▶ WHAT NEEDS TO BE DONE
Pictures do not belong in the copy; print every entry exactly as it stands.

[Data about app and page elements]
* * * * * * * * *
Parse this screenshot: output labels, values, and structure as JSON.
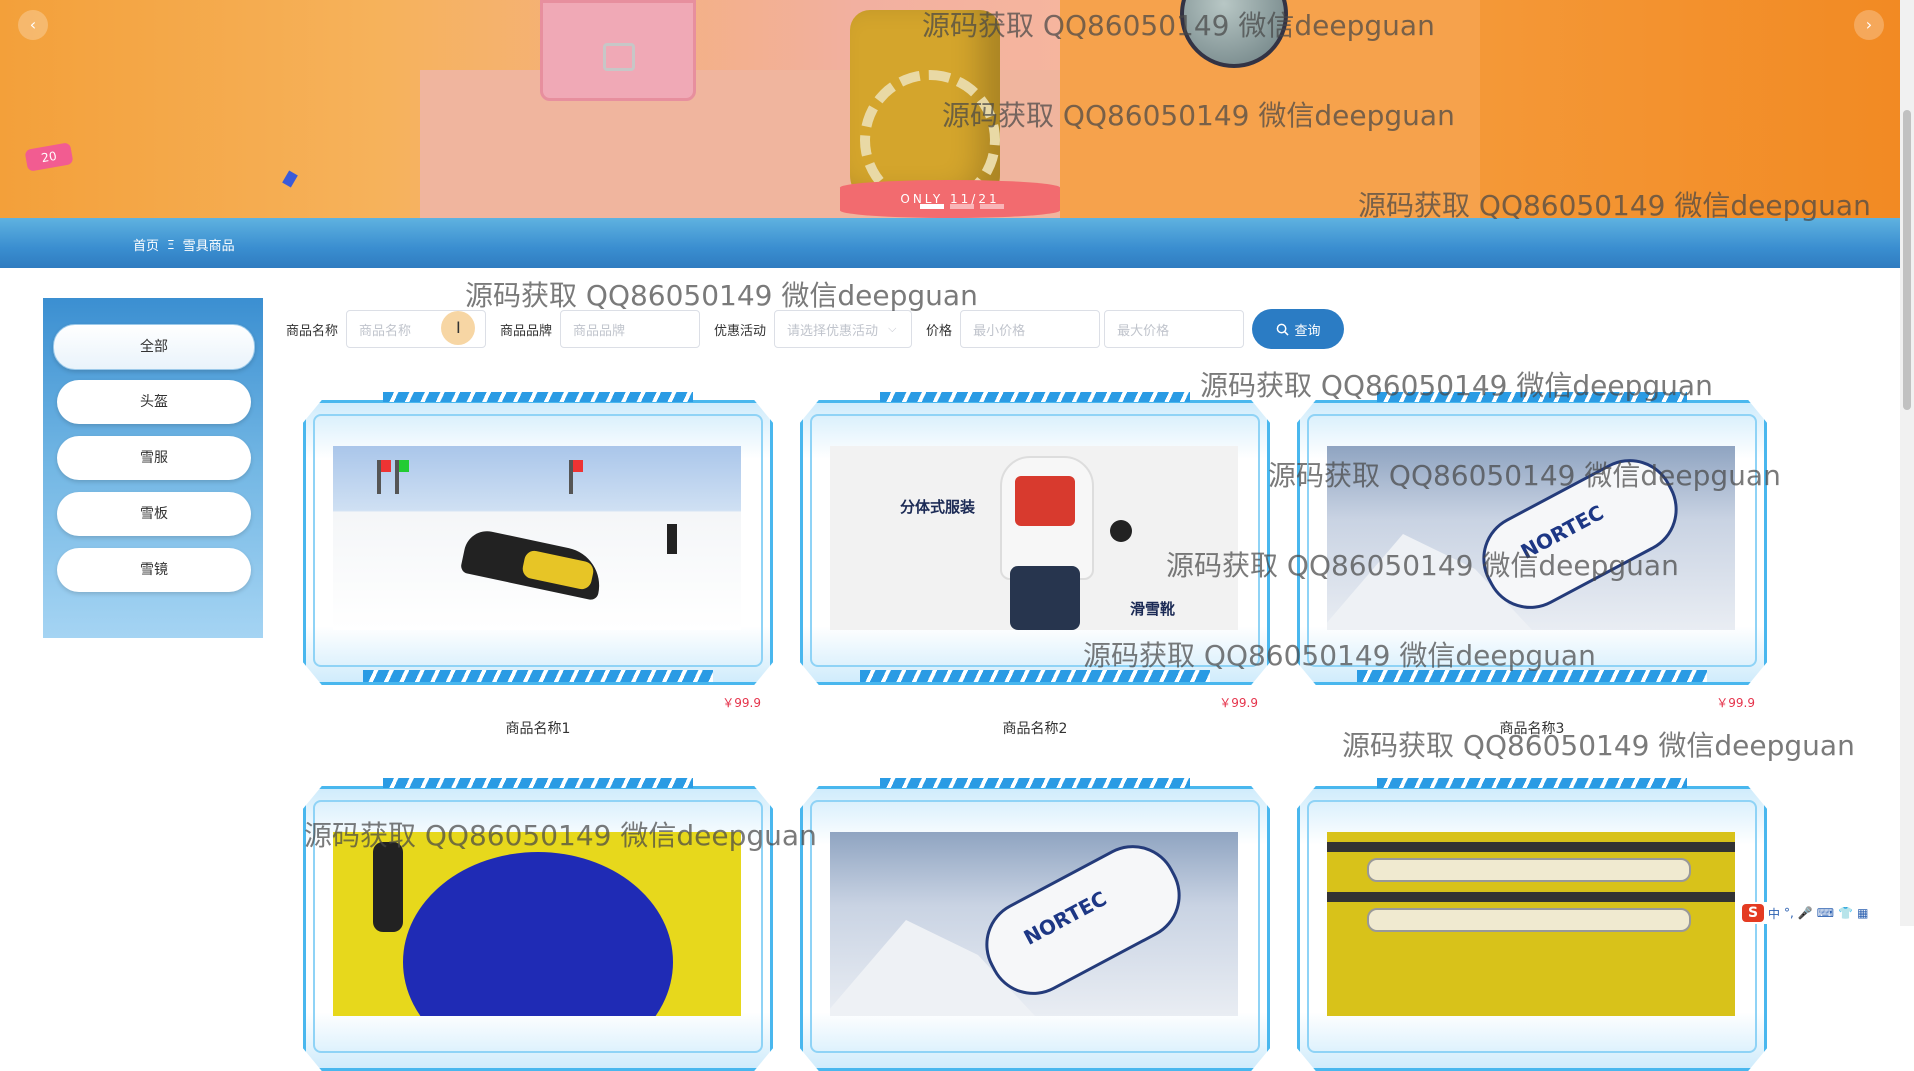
{
  "breadcrumb": {
    "home": "首页",
    "separator": "Ξ",
    "current": "雪具商品"
  },
  "sidebar": {
    "items": [
      "全部",
      "头盔",
      "雪服",
      "雪板",
      "雪镜"
    ]
  },
  "filters": {
    "name_label": "商品名称",
    "name_placeholder": "商品名称",
    "brand_label": "商品品牌",
    "brand_placeholder": "商品品牌",
    "promo_label": "优惠活动",
    "promo_placeholder": "请选择优惠活动",
    "price_label": "价格",
    "min_placeholder": "最小价格",
    "max_placeholder": "最大价格",
    "query_label": "查询"
  },
  "banner": {
    "pedestal_text": "ONLY 11/21",
    "sticker_text": "20"
  },
  "products": [
    {
      "name": "商品名称1",
      "price": "￥99.9"
    },
    {
      "name": "商品名称2",
      "price": "￥99.9"
    },
    {
      "name": "商品名称3",
      "price": "￥99.9"
    }
  ],
  "product_images": {
    "skier_label_1": "分体式服装",
    "skier_label_2": "滑雪靴",
    "gun_brand": "NORTEC"
  },
  "watermark": "源码获取 QQ86050149 微信deepguan",
  "ime": {
    "lang": "中"
  },
  "colors": {
    "accent": "#2b7cc4",
    "price": "#e5334b",
    "frame": "#49b7ee"
  }
}
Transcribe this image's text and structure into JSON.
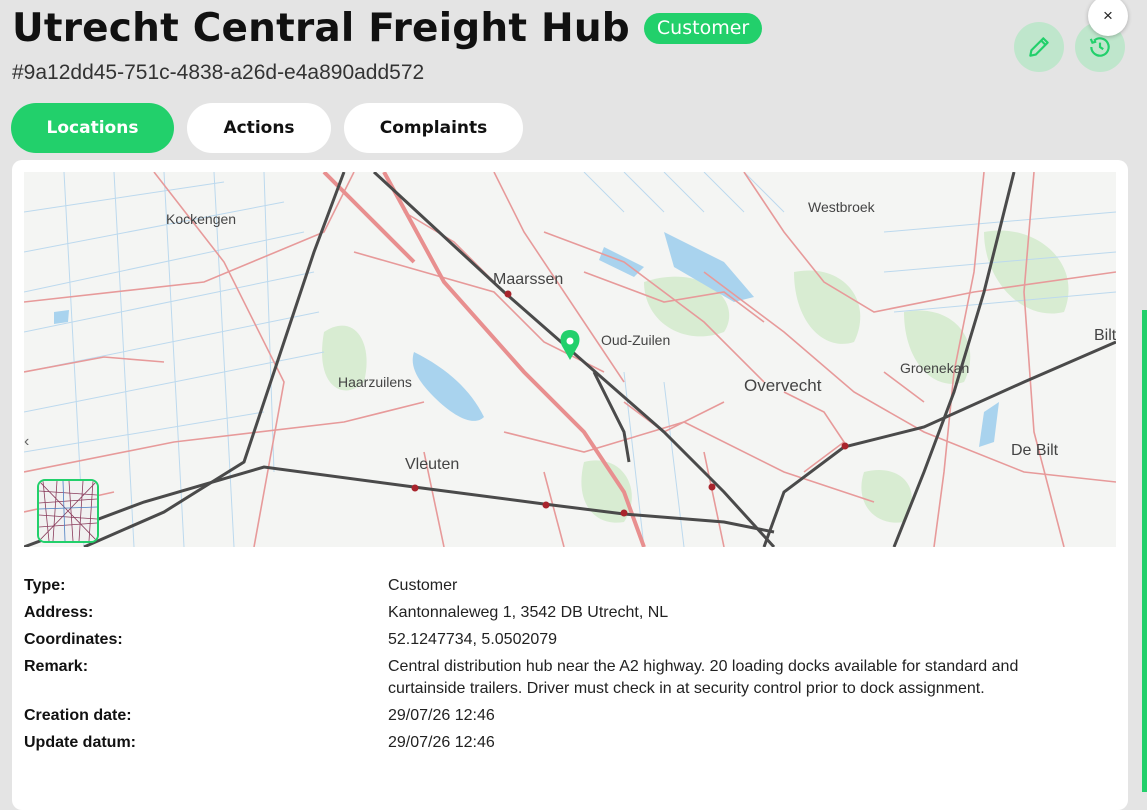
{
  "header": {
    "title": "Utrecht Central Freight Hub",
    "badge": "Customer",
    "uuid": "#9a12dd45-751c-4838-a26d-e4a890add572",
    "edit_icon": "pencil-icon",
    "history_icon": "history-icon",
    "close_label": "×"
  },
  "tabs": [
    {
      "label": "Locations",
      "active": true
    },
    {
      "label": "Actions",
      "active": false
    },
    {
      "label": "Complaints",
      "active": false
    }
  ],
  "map": {
    "labels": {
      "kockengen": "Kockengen",
      "westbroek": "Westbroek",
      "maarssen": "Maarssen",
      "oud_zuilen": "Oud-Zuilen",
      "bilt": "Bilt",
      "groenekan": "Groenekan",
      "haarzuilens": "Haarzuilens",
      "overvecht": "Overvecht",
      "de_bilt": "De Bilt",
      "vleuten": "Vleuten"
    },
    "marker_color": "#22d06b",
    "collapse_glyph": "‹"
  },
  "details": {
    "type_label": "Type:",
    "type_value": "Customer",
    "address_label": "Address:",
    "address_value": "Kantonnaleweg 1, 3542 DB Utrecht, NL",
    "coordinates_label": "Coordinates:",
    "coordinates_value": "52.1247734, 5.0502079",
    "remark_label": "Remark:",
    "remark_value": "Central distribution hub near the A2 highway. 20 loading docks available for standard and curtainside trailers. Driver must check in at security control prior to dock assignment.",
    "creation_label": "Creation date:",
    "creation_value": "29/07/26 12:46",
    "update_label": "Update datum:",
    "update_value": "29/07/26 12:46"
  },
  "colors": {
    "accent": "#22d06b",
    "background": "#e4e4e4"
  }
}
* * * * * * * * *
▶ THE ANSWER
Parse this screenshot: output labels, values, and structure as JSON.
{
  "breadcrumb": {
    "home": "首页",
    "separator": "Ξ",
    "current": "雪具商品"
  },
  "sidebar": {
    "items": [
      "全部",
      "头盔",
      "雪服",
      "雪板",
      "雪镜"
    ]
  },
  "filters": {
    "name_label": "商品名称",
    "name_placeholder": "商品名称",
    "brand_label": "商品品牌",
    "brand_placeholder": "商品品牌",
    "promo_label": "优惠活动",
    "promo_placeholder": "请选择优惠活动",
    "price_label": "价格",
    "min_placeholder": "最小价格",
    "max_placeholder": "最大价格",
    "query_label": "查询"
  },
  "banner": {
    "pedestal_text": "ONLY 11/21",
    "sticker_text": "20"
  },
  "products": [
    {
      "name": "商品名称1",
      "price": "￥99.9"
    },
    {
      "name": "商品名称2",
      "price": "￥99.9"
    },
    {
      "name": "商品名称3",
      "price": "￥99.9"
    }
  ],
  "product_images": {
    "skier_label_1": "分体式服装",
    "skier_label_2": "滑雪靴",
    "gun_brand": "NORTEC"
  },
  "watermark": "源码获取 QQ86050149 微信deepguan",
  "ime": {
    "lang": "中"
  },
  "colors": {
    "accent": "#2b7cc4",
    "price": "#e5334b",
    "frame": "#49b7ee"
  }
}
Transcribe this image's text and structure into JSON.
{
  "header": {
    "title": "Utrecht Central Freight Hub",
    "badge": "Customer",
    "uuid": "#9a12dd45-751c-4838-a26d-e4a890add572",
    "edit_icon": "pencil-icon",
    "history_icon": "history-icon",
    "close_label": "×"
  },
  "tabs": [
    {
      "label": "Locations",
      "active": true
    },
    {
      "label": "Actions",
      "active": false
    },
    {
      "label": "Complaints",
      "active": false
    }
  ],
  "map": {
    "labels": {
      "kockengen": "Kockengen",
      "westbroek": "Westbroek",
      "maarssen": "Maarssen",
      "oud_zuilen": "Oud-Zuilen",
      "bilt": "Bilt",
      "groenekan": "Groenekan",
      "haarzuilens": "Haarzuilens",
      "overvecht": "Overvecht",
      "de_bilt": "De Bilt",
      "vleuten": "Vleuten"
    },
    "marker_color": "#22d06b",
    "collapse_glyph": "‹"
  },
  "details": {
    "type_label": "Type:",
    "type_value": "Customer",
    "address_label": "Address:",
    "address_value": "Kantonnaleweg 1, 3542 DB Utrecht, NL",
    "coordinates_label": "Coordinates:",
    "coordinates_value": "52.1247734, 5.0502079",
    "remark_label": "Remark:",
    "remark_value": "Central distribution hub near the A2 highway. 20 loading docks available for standard and curtainside trailers. Driver must check in at security control prior to dock assignment.",
    "creation_label": "Creation date:",
    "creation_value": "29/07/26 12:46",
    "update_label": "Update datum:",
    "update_value": "29/07/26 12:46"
  },
  "colors": {
    "accent": "#22d06b",
    "background": "#e4e4e4"
  }
}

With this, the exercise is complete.